Laziness: It's easier to be against something than to be for something. Being against something requires no creative thinking or constructive action -- it just seeks to tear down, while pretending to participate in growth.

Protecting Self Perception: There is a misconception that disagreeing makes one look intelligent and educated. There are those who listen to music or read a book eager to find a mistake so that they can demonstrate their discernment. While this kind of scrutiny is needed, the individual usually misses the intent and beauty that is right in front of him.

Narcissism: There are those who seem to have very limited ability to understand that others have a different perceptions of the world than they, and can't see that any other viewpoint besides their own might be valid. Therefore, any other opinion must be misguided or wrong.

Fear: As humans we are reluctant to challenge our core beliefs out of fear that what we believe may not be true, leaving us feeling uncertain and afraid. So we immediately condemn or try to silence anyone who may imply that we are wrong. We may also be afraid of being conned or losing our own voice to another who appears to be stronger than us.

These are all basic human tendencies, which, in themselves, are not bad, but are simply stages of emotional, intellectual and spiritual development. But we must work to mature beyond these if the world is to successfully move to the next level of evolution.

This does not mean that there should not be disagreements, that there is no such thing as good or bad, right or wrong, and that all is the same. Such a position is simply an abdication of responsibility, often stemming, I think, from the desire to appear sophisticated, compassionate, and open-minded in order to hide from one's inner judgments of others and feelings of superiority. Ironically, this is as extreme in its total rejection of the possibility of absolute truth as those who insist that they own the One Truth.

In fact we can, and ought to, have strenuous disagreements, because there is right and wrong, and we must identify wrongdoing so that it can be addressed and corrected. When approached consciously, instead of with the knee-jerk need to argue and be right, though, arguments can lead to tremendous growth.

Judaism has a tradition of this type of disagreements, and provides a model. Called a "machloket," such "holy arguments" are found throughout the Talmud, and continue to this day in Jewish academia. The machloket has two principle guidelines:

1. The Search for Truth: Participants must recognize that the purpose of the disagreement is to help reveal the truth. In this way, each seeks to speak from the highest, most noble self and not from the clawing of the ego's desire to win. This orientation is essential, leading to moments when the "opponent" suddenly realizes that the other has insight that they had lacked.

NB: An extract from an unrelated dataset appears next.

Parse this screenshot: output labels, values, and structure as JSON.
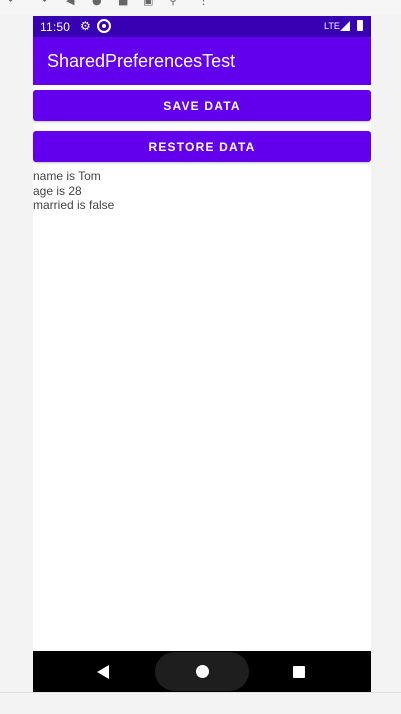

2. Respect for the Other: The disagreement must never descend to personal attacks or sarcasm. Each must enter with the recognition that the other is a fellow human being who also struggles to find meaning. This leads to great empathy and deep listening, in which each can actually experience what it feels like to be the other. This experience elevates both, and is deeply healing. (This is the reason that we love art, literature, and music -- so that we can experience the interior of another. What a relief to get out of ourselves for a moment!)

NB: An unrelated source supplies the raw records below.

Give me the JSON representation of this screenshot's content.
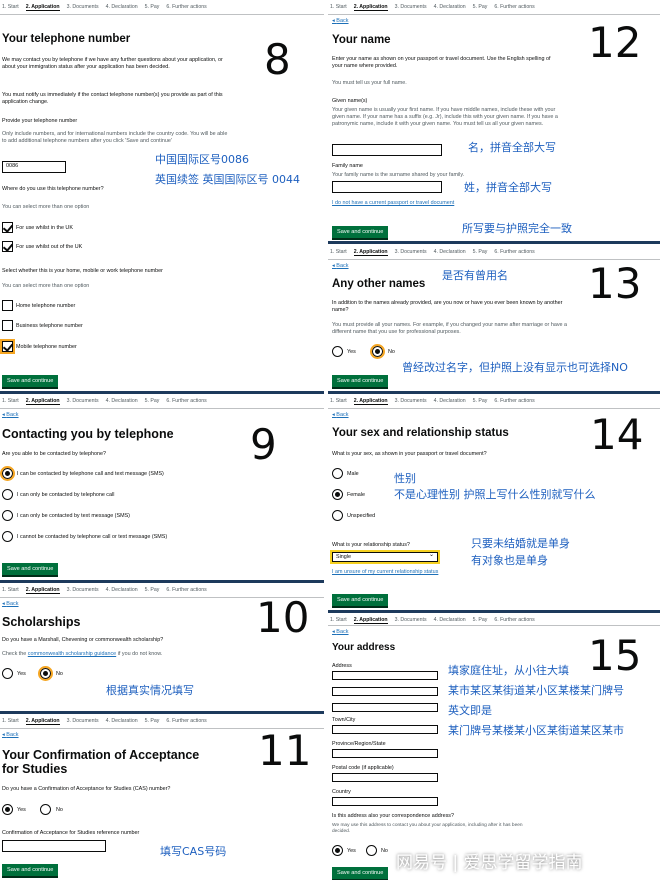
{
  "steps": [
    "1. Start",
    "2. Application",
    "3. Documents",
    "4. Declaration",
    "5. Pay",
    "6. Further actions"
  ],
  "back": "Back",
  "continue": "Save and continue",
  "p8": {
    "num": "8",
    "title": "Your telephone number",
    "intro": "We may contact you by telephone if we have any further questions about your application, or about your immigration status after your application has been decided.",
    "notify": "You must notify us immediately if the contact telephone number(s) you provide as part of this application change.",
    "provide_label": "Provide your telephone number",
    "provide_hint": "Only include numbers, and for international numbers include the country code. You will be able to add additional telephone numbers after you click 'Save and continue'",
    "phone_value": "0086",
    "note": [
      "中国国际区号0086",
      "英国续签 英国国际区号 0044"
    ],
    "where_q": "Where do you use this telephone number?",
    "select_hint": "You can select more than one option",
    "where_opts": [
      "For use whilst in the UK",
      "For use whilst out of the UK"
    ],
    "type_q": "Select whether this is your home, mobile or work telephone number",
    "type_opts": [
      "Home telephone number",
      "Business telephone number",
      "Mobile telephone number"
    ]
  },
  "p9": {
    "num": "9",
    "title": "Contacting you by telephone",
    "question": "Are you able to be contacted by telephone?",
    "options": [
      "I can be contacted by telephone call and text message (SMS)",
      "I can only be contacted by telephone call",
      "I can only be contacted by text message (SMS)",
      "I cannot be contacted by telephone call or text message (SMS)"
    ]
  },
  "p10": {
    "num": "10",
    "title": "Scholarships",
    "question": "Do you have a Marshall, Chevening or commonwealth scholarship?",
    "hint_pre": "Check the",
    "hint_link": "commonwealth scholarship guidance",
    "hint_post": "if you do not know.",
    "yes": "Yes",
    "no": "No",
    "note": "根据真实情况填写"
  },
  "p11": {
    "num": "11",
    "title": "Your Confirmation of Acceptance for Studies",
    "question": "Do you have a Confirmation of Acceptance for Studies (CAS) number?",
    "yes": "Yes",
    "no": "No",
    "ref_label": "Confirmation of Acceptance for Studies reference number",
    "note": "填写CAS号码"
  },
  "p12": {
    "num": "12",
    "title": "Your name",
    "intro": "Enter your name as shown on your passport or travel document. Use the English spelling of your name where provided.",
    "must": "You must tell us your full name.",
    "given_label": "Given name(s)",
    "given_hint": "Your given name is usually your first name. If you have middle names, include these with your given name. If your name has a suffix (e.g. Jr), include this with your given name. If you have a patronymic name, include it with your given name. You must tell us all your given names.",
    "family_label": "Family name",
    "family_hint": "Your family name is the surname shared by your family.",
    "link": "I do not have a current passport or travel document",
    "note_given": "名，拼音全部大写",
    "note_family": "姓，拼音全部大写",
    "note_match": "所写要与护照完全一致"
  },
  "p13": {
    "num": "13",
    "title": "Any other names",
    "question": "In addition to the names already provided, are you now or have you ever been known by another name?",
    "hint": "You must provide all your names. For example, if you changed your name after marriage or have a different name that you use for professional purposes.",
    "yes": "Yes",
    "no": "No",
    "note_q": "是否有曾用名",
    "note_a": "曾经改过名字，但护照上没有显示也可选择NO"
  },
  "p14": {
    "num": "14",
    "title": "Your sex and relationship status",
    "sex_q": "What is your sex, as shown in your passport or travel document?",
    "sex_opts": [
      "Male",
      "Female",
      "Unspecified"
    ],
    "note_sex": [
      "性别",
      "不是心理性别 护照上写什么性别就写什么"
    ],
    "rel_q": "What is your relationship status?",
    "rel_value": "Single",
    "rel_link": "I am unsure of my current relationship status",
    "note_rel": [
      "只要未结婚就是单身",
      "有对象也是单身"
    ]
  },
  "p15": {
    "num": "15",
    "title": "Your address",
    "fields": [
      "Address",
      "",
      "",
      "Town/City",
      "Province/Region/State",
      "Postal code (if applicable)",
      "Country"
    ],
    "corr_q": "Is this address also your correspondence address?",
    "corr_hint": "We may use this address to contact you about your application, including after it has been decided.",
    "yes": "Yes",
    "no": "No",
    "note": [
      "填家庭住址，从小往大填",
      "某市某区某街道某小区某楼某门牌号",
      "英文即是",
      "某门牌号某楼某小区某街道某区某市"
    ]
  },
  "watermark": "网易号 | 爱思学留学指南",
  "colors": {
    "button": "#00703c",
    "link": "#1d70b8",
    "note": "#1d5fbf",
    "separator": "#1d3a5c"
  }
}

These two rules can lead to profound and lasting growth, expanding our vision of the world, increasing our knowledge, creating deep relationships, and most importantly, loosening the pull of the need to be right. Instead of rushing through what the other says in order to get to our rebuttal, we can be attentive to finding new ideas and experiences that are useful. This turns the desire to find what is wrong on its head, as we instead seek what is true, regardless of the source.

The machloket proposes that the "winner" is the one whose view is most expanded by contact with the other. Imagine a political debate in which these are the rules; in which one "enemy" turns to the other and simply says, "You are right, and I was mistaken." Such a gracious acknowledgment could send ripples that change the world.